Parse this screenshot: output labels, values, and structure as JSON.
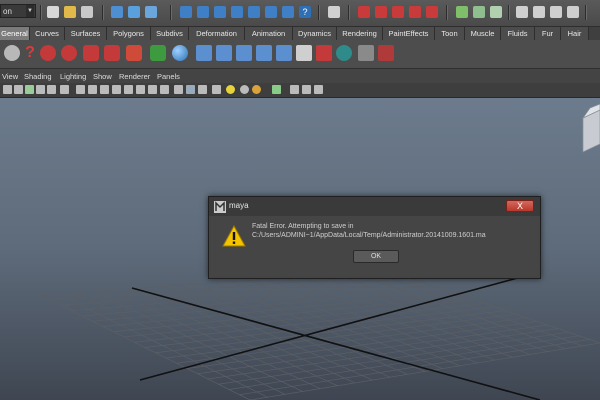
{
  "statusline": {
    "mode_value": "on",
    "icons": [
      "new-scene-icon",
      "open-scene-icon",
      "save-scene-icon",
      "select-hierarchy-icon",
      "select-object-icon",
      "select-component-icon",
      "move-tool-icon",
      "rotate-tool-icon",
      "scale-tool-icon",
      "snap-grid-icon",
      "snap-curve-icon",
      "snap-point-icon",
      "help-icon",
      "history-icon",
      "render-frame-icon",
      "ipr-render-icon",
      "render-settings-icon",
      "hypershade-icon",
      "attribute-editor-icon",
      "channel-box-icon",
      "tool-settings-icon",
      "layer-editor-icon",
      "outliner-icon"
    ]
  },
  "shelf_tabs": [
    "General",
    "Curves",
    "Surfaces",
    "Polygons",
    "Subdivs",
    "Deformation",
    "Animation",
    "Dynamics",
    "Rendering",
    "PaintEffects",
    "Toon",
    "Muscle",
    "Fluids",
    "Fur",
    "Hair"
  ],
  "shelf_active_tab": "General",
  "shelf_icons": [
    "mel-command-icon",
    "help-line-icon",
    "hotbox-icon",
    "render-view-icon",
    "paint-tool-icon",
    "select-lasso-icon",
    "create-sphere-icon",
    "create-joint-icon",
    "ik-handle-icon",
    "skin-bind-icon",
    "skin-paint-icon",
    "constraint-icon",
    "graph-editor-icon",
    "shading-node-icon",
    "render-sphere-icon",
    "particle-icon"
  ],
  "panel_menu": [
    "View",
    "Shading",
    "Lighting",
    "Show",
    "Renderer",
    "Panels"
  ],
  "dialog": {
    "title": "maya",
    "close_label": "X",
    "message_line1": "Fatal Error. Attempting to save in",
    "message_line2": "C:/Users/ADMINI~1/AppData/Local/Temp/Administrator.20141009.1601.ma",
    "ok_label": "OK"
  },
  "colors": {
    "warning_yellow": "#f4c400",
    "close_red": "#c0463a",
    "viewport_top": "#6c7b8d",
    "viewport_bottom": "#3f4652"
  }
}
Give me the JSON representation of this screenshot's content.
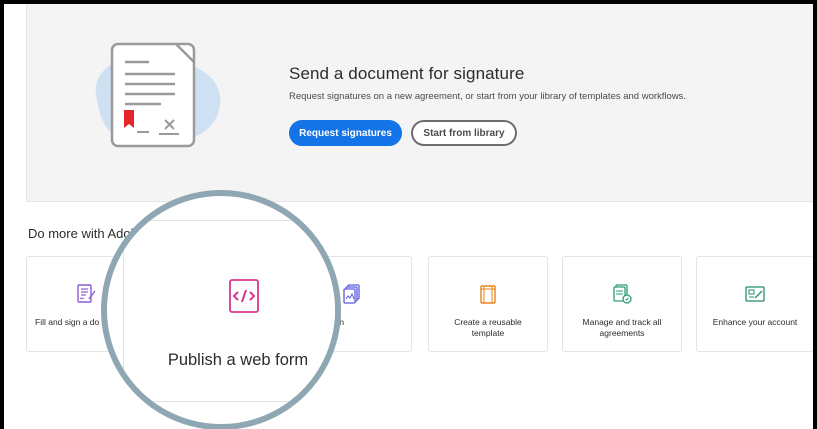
{
  "hero": {
    "title": "Send a document for signature",
    "subtitle": "Request signatures on a new agreement, or start from your library of templates and workflows.",
    "primary_button": "Request signatures",
    "secondary_button": "Start from library"
  },
  "section": {
    "heading": "Do more with Adol"
  },
  "cards": [
    {
      "label": "Fill and sign a do",
      "icon": "fill-sign-icon"
    },
    {
      "label": "d in bulk with\nMega Sign",
      "icon": "bulk-send-icon"
    },
    {
      "label": "Create a reusable\ntemplate",
      "icon": "template-icon"
    },
    {
      "label": "Manage and track all\nagreements",
      "icon": "manage-track-icon"
    },
    {
      "label": "Enhance your account",
      "icon": "enhance-account-icon"
    }
  ],
  "magnified": {
    "label": "Publish a web form",
    "icon": "web-form-code-icon"
  },
  "colors": {
    "primary": "#1473e6",
    "web_form": "#d83790",
    "fill_sign": "#8e5bd6",
    "bulk": "#5c5ce0",
    "template": "#e68619",
    "manage": "#2d9d78",
    "enhance": "#268e6c",
    "magnifier_ring": "#8fa6b3"
  }
}
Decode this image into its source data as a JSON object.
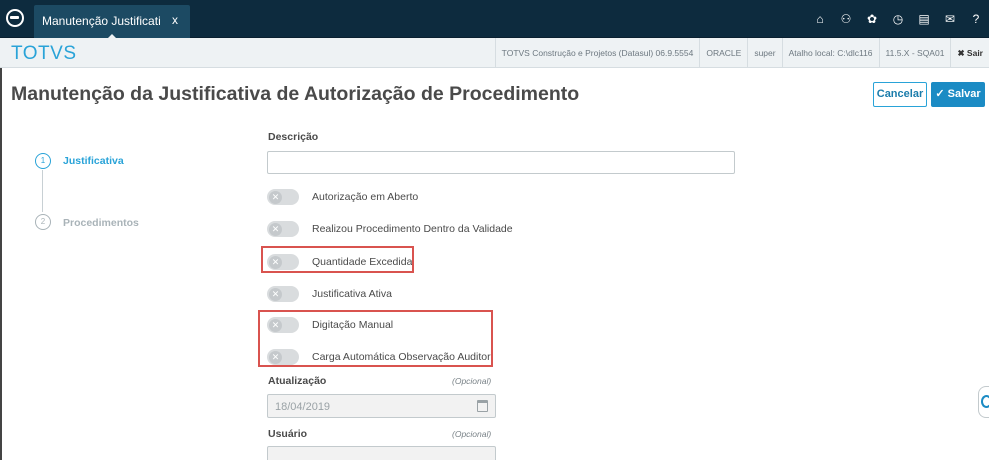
{
  "topbar": {
    "tab_title": "Manutenção Justificati",
    "tab_close": "x",
    "icons": [
      "home-icon",
      "sitemap-icon",
      "gear-icon",
      "clock-icon",
      "document-icon",
      "mail-icon",
      "help-icon"
    ],
    "icon_glyphs": [
      "⌂",
      "⚇",
      "✿",
      "◷",
      "▤",
      "✉",
      "?"
    ]
  },
  "subbar": {
    "brand": "TOTVS",
    "company": "TOTVS Construção e Projetos (Datasul) 06.9.5554",
    "db": "ORACLE",
    "user": "super",
    "shortcut": "Atalho local: C:\\dlc116",
    "version": "11.5.X - SQA01",
    "exit": "✖ Sair"
  },
  "page": {
    "title": "Manutenção da Justificativa de Autorização de Procedimento",
    "cancel_label": "Cancelar",
    "save_label": "✓ Salvar"
  },
  "stepper": {
    "steps": [
      {
        "number": "1",
        "label": "Justificativa",
        "active": true
      },
      {
        "number": "2",
        "label": "Procedimentos",
        "active": false
      }
    ]
  },
  "form": {
    "description_label": "Descrição",
    "description_value": "",
    "toggles": [
      {
        "label": "Autorização em Aberto",
        "on": false
      },
      {
        "label": "Realizou Procedimento Dentro da Validade",
        "on": false
      },
      {
        "label": "Quantidade Excedida",
        "on": false
      },
      {
        "label": "Justificativa Ativa",
        "on": false
      },
      {
        "label": "Digitação Manual",
        "on": false
      },
      {
        "label": "Carga Automática Observação Auditor",
        "on": false
      }
    ],
    "toggle_off_glyph": "✕",
    "update_label": "Atualização",
    "update_optional": "(Opcional)",
    "update_value": "18/04/2019",
    "user_label": "Usuário",
    "user_optional": "(Opcional)",
    "user_value": ""
  },
  "colors": {
    "topbar": "#0d2b3e",
    "brand": "#29a3d8",
    "primary": "#1b8bc4",
    "highlight": "#d9534f"
  }
}
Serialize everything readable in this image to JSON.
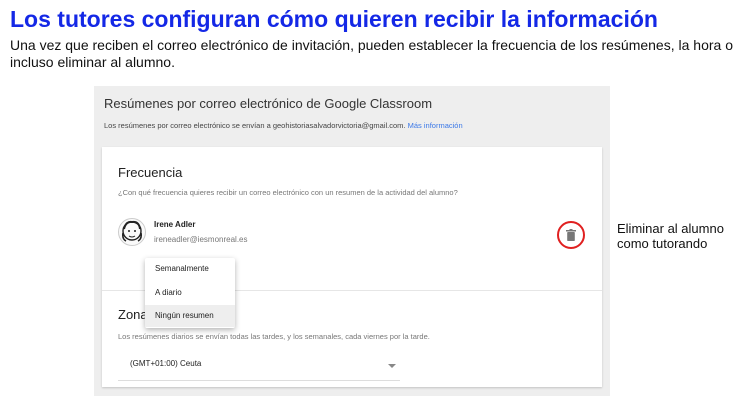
{
  "slide": {
    "title": "Los tutores configuran cómo quieren recibir la información",
    "subtitle": "Una vez que reciben el correo electrónico de invitación, pueden establecer la frecuencia de los resúmenes, la hora o incluso eliminar al alumno."
  },
  "panel": {
    "title": "Resúmenes por correo electrónico de Google Classroom",
    "subtitle": "Los resúmenes por correo electrónico se envían a geohistoriasalvadorvictoria@gmail.com.",
    "link": "Más información"
  },
  "frequency": {
    "title": "Frecuencia",
    "question": "¿Con qué frecuencia quieres recibir un correo electrónico con un resumen de la actividad del alumno?"
  },
  "student": {
    "name": "Irene Adler",
    "email": "ireneadler@iesmonreal.es"
  },
  "dropdown": {
    "options": [
      "Semanalmente",
      "A diario",
      "Ningún resumen"
    ],
    "selected": "Ningún resumen"
  },
  "timezone": {
    "title": "Zona",
    "description": "Los resúmenes diarios se envían todas las tardes, y los semanales, cada viernes por la tarde.",
    "value": "(GMT+01:00) Ceuta"
  },
  "annotation": {
    "text": "Eliminar al alumno como tutorando"
  },
  "colors": {
    "title": "#1428e6",
    "link": "#3b78e7",
    "highlight_ring": "#e02020"
  },
  "icons": [
    "trash-icon",
    "dropdown-caret-icon",
    "avatar-sketch"
  ]
}
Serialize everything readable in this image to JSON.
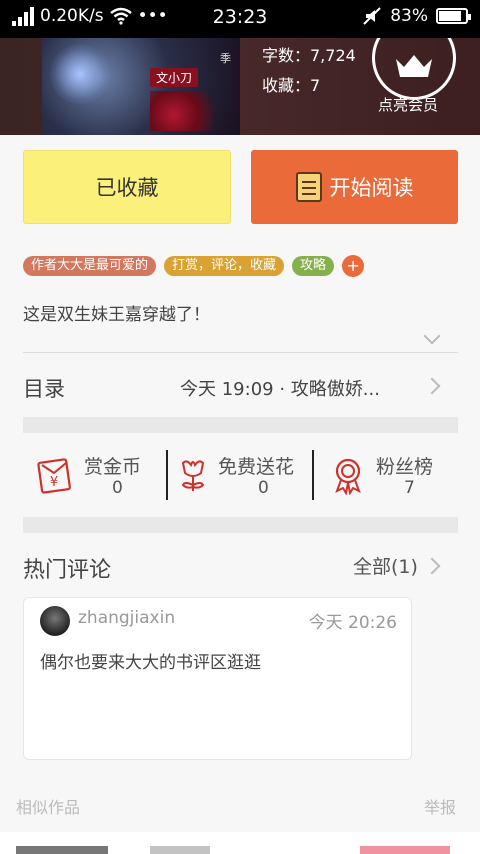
{
  "status_bar": {
    "net_speed": "0.20K/s",
    "dots": "•••",
    "time": "23:23",
    "battery": "83%",
    "battery_level": 0.83
  },
  "book": {
    "word_count": "字数：7,724",
    "favorites": "收藏：7",
    "cover_author": "文小刀",
    "cover_season": "季",
    "vip_label": "点亮会员"
  },
  "buttons": {
    "favorited": "已收藏",
    "start_reading": "开始阅读"
  },
  "tags": [
    {
      "label": "作者大大是最可爱的",
      "color": "#d4775f"
    },
    {
      "label": "打赏，评论，收藏",
      "color": "#d9a233"
    },
    {
      "label": "攻略",
      "color": "#86b04b"
    }
  ],
  "tag_add": "+",
  "description": "这是双生妹王嘉穿越了！",
  "toc": {
    "label": "目录",
    "latest": "今天 19:09 · 攻略傲娇..."
  },
  "actions": [
    {
      "label": "赏金币",
      "count": "0",
      "icon": "coin-envelope-icon"
    },
    {
      "label": "免费送花",
      "count": "0",
      "icon": "flower-icon"
    },
    {
      "label": "粉丝榜",
      "count": "7",
      "icon": "medal-icon"
    }
  ],
  "comments": {
    "title": "热门评论",
    "all_link": "全部(1)",
    "items": [
      {
        "user": "zhangjiaxin",
        "time": "今天 20:26",
        "text": "偶尔也要来大大的书评区逛逛"
      }
    ]
  },
  "footer": {
    "similar": "相似作品",
    "report": "举报"
  },
  "colors": {
    "accent_orange": "#ea6a3a",
    "fav_yellow": "#fbf07a",
    "action_red": "#d0302a"
  }
}
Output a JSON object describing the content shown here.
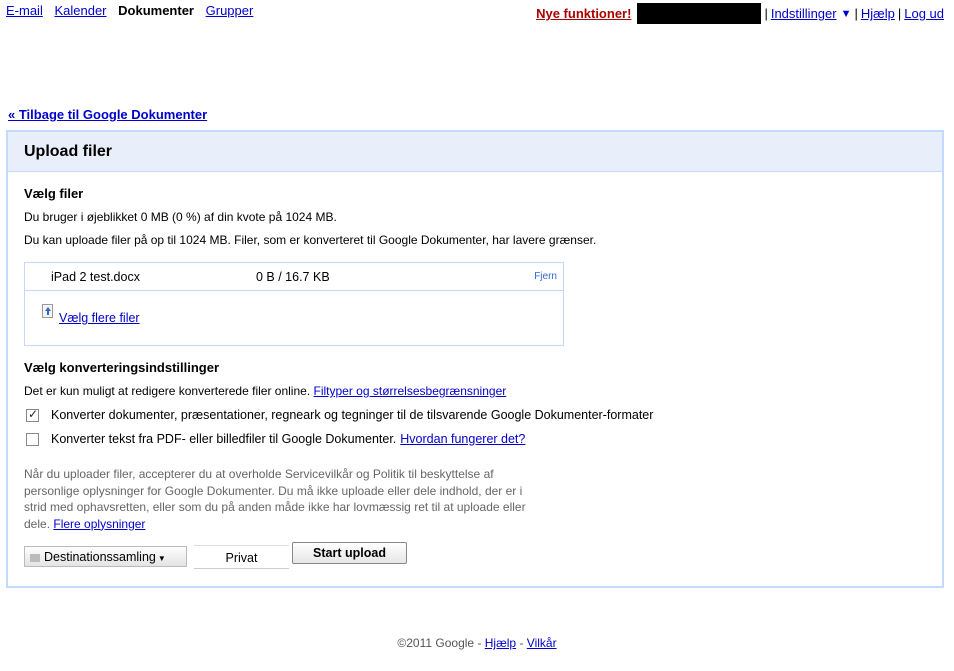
{
  "topnav": {
    "left": [
      "E-mail",
      "Kalender",
      "Dokumenter",
      "Grupper"
    ],
    "new_features": "Nye funktioner!",
    "settings": "Indstillinger",
    "help": "Hjælp",
    "logout": "Log ud"
  },
  "back_link": "« Tilbage til Google Dokumenter",
  "panel": {
    "title": "Upload filer",
    "choose_files_title": "Vælg filer",
    "quota_line": "Du bruger i øjeblikket 0 MB (0 %) af din kvote på 1024 MB.",
    "limit_line": "Du kan uploade filer på op til 1024 MB. Filer, som er konverteret til Google Dokumenter, har lavere grænser.",
    "file": {
      "name": "iPad 2 test.docx",
      "progress": "0 B / 16.7 KB",
      "remove": "Fjern"
    },
    "choose_more": "Vælg flere filer",
    "conversion_title": "Vælg konverteringsindstillinger",
    "conversion_note": "Det er kun muligt at redigere konverterede filer online.",
    "conversion_link": "Filtyper og størrelsesbegrænsninger",
    "option1": "Konverter dokumenter, præsentationer, regneark og tegninger til de tilsvarende Google Dokumenter-formater",
    "option1_checked": true,
    "option2": "Konverter tekst fra PDF- eller billedfiler til Google Dokumenter.",
    "option2_checked": false,
    "option2_link": "Hvordan fungerer det?",
    "terms": "Når du uploader filer, accepterer du at overholde Servicevilkår og Politik til beskyttelse af personlige oplysninger for Google Dokumenter. Du må ikke uploade eller dele indhold, der er i strid med ophavsretten, eller som du på anden måde ikke har lovmæssig ret til at uploade eller dele.",
    "terms_link": "Flere oplysninger",
    "destination_button": "Destinationssamling",
    "private_label": "Privat",
    "start_button": "Start upload"
  },
  "footer": {
    "copyright": "©2011 Google -",
    "help": "Hjælp",
    "dash": "-",
    "terms": "Vilkår"
  }
}
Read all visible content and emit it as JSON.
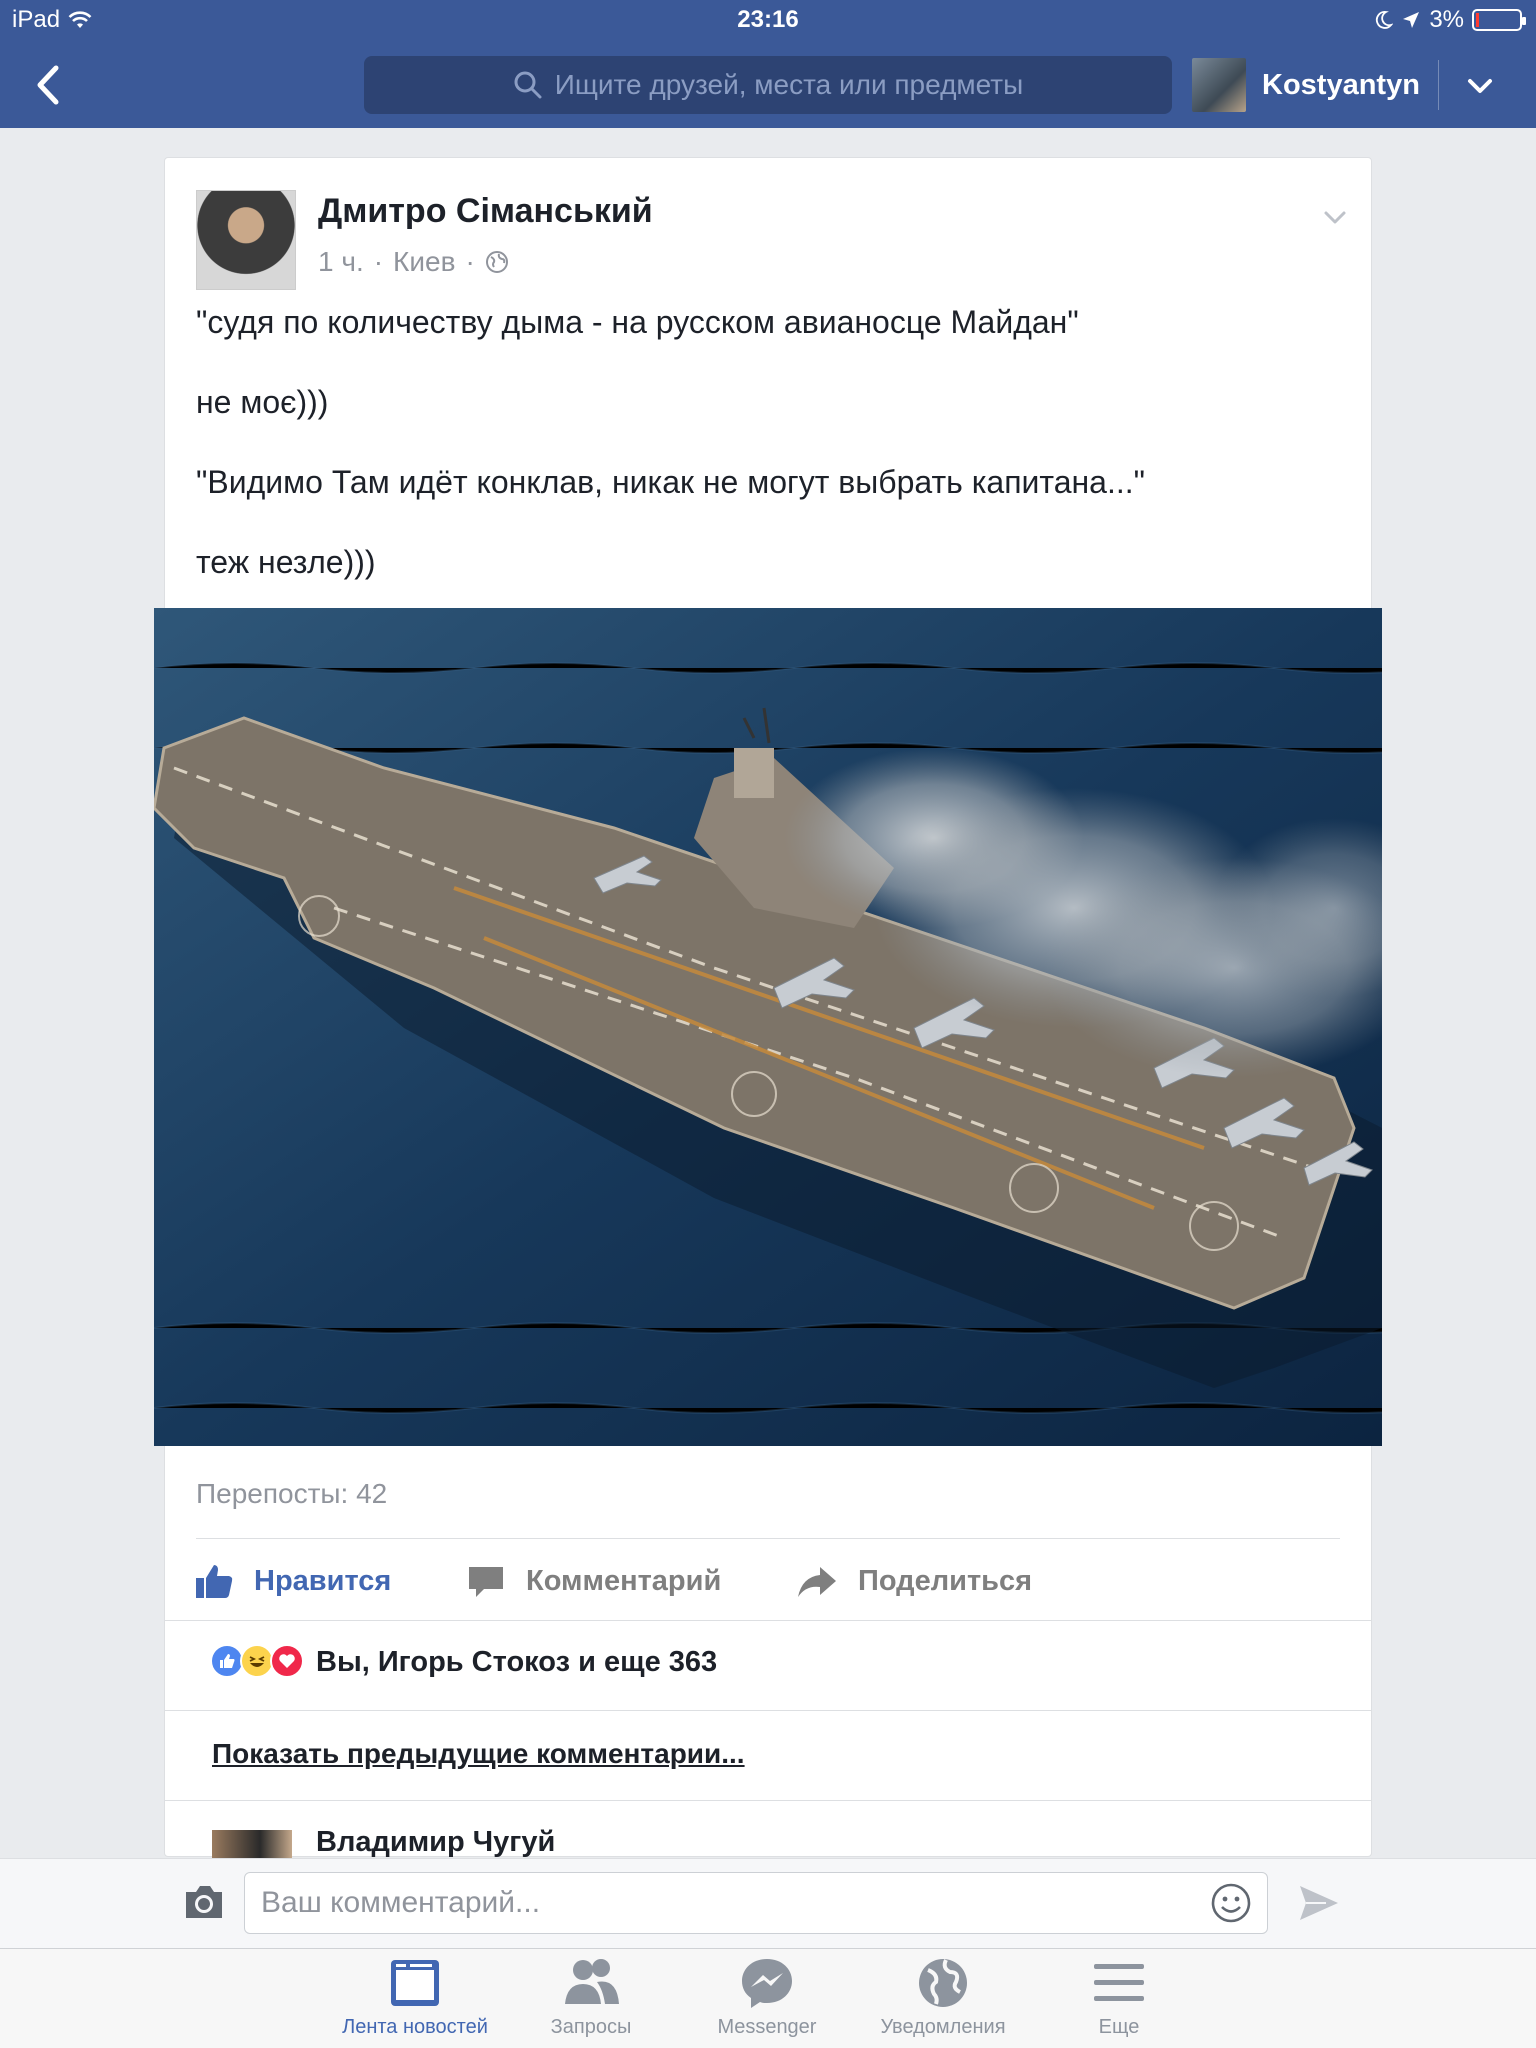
{
  "status_bar": {
    "device": "iPad",
    "time": "23:16",
    "battery_pct": "3%",
    "battery_level": 0.03
  },
  "header": {
    "search_placeholder": "Ищите друзей, места или предметы",
    "user_name": "Kostyantyn"
  },
  "post": {
    "author": "Дмитро Сіманський",
    "time": "1 ч.",
    "location": "Киев",
    "sep": "·",
    "paragraphs": [
      "\"судя по количеству дыма - на русском авианосце Майдан\"",
      "не моє)))",
      "\"Видимо Там идёт конклав, никак не могут выбрать капитана...\"",
      "теж незле)))"
    ],
    "reposts": "Перепосты: 42",
    "actions": {
      "like": "Нравится",
      "comment": "Комментарий",
      "share": "Поделиться"
    },
    "reactions_text": "Вы, Игорь Стокоз и еще 363",
    "show_previous": "Показать предыдущие комментарии...",
    "commenter": "Владимир Чугуй"
  },
  "composer": {
    "placeholder": "Ваш комментарий..."
  },
  "tabs": [
    {
      "label": "Лента новостей",
      "icon": "news-feed-icon"
    },
    {
      "label": "Запросы",
      "icon": "friend-requests-icon"
    },
    {
      "label": "Messenger",
      "icon": "messenger-icon"
    },
    {
      "label": "Уведомления",
      "icon": "globe-icon"
    },
    {
      "label": "Еще",
      "icon": "menu-icon"
    }
  ],
  "colors": {
    "brand": "#3b5998",
    "link_blue": "#4267b2",
    "muted": "#90949c"
  }
}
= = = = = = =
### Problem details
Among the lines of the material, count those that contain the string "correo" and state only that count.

### Result of the task
4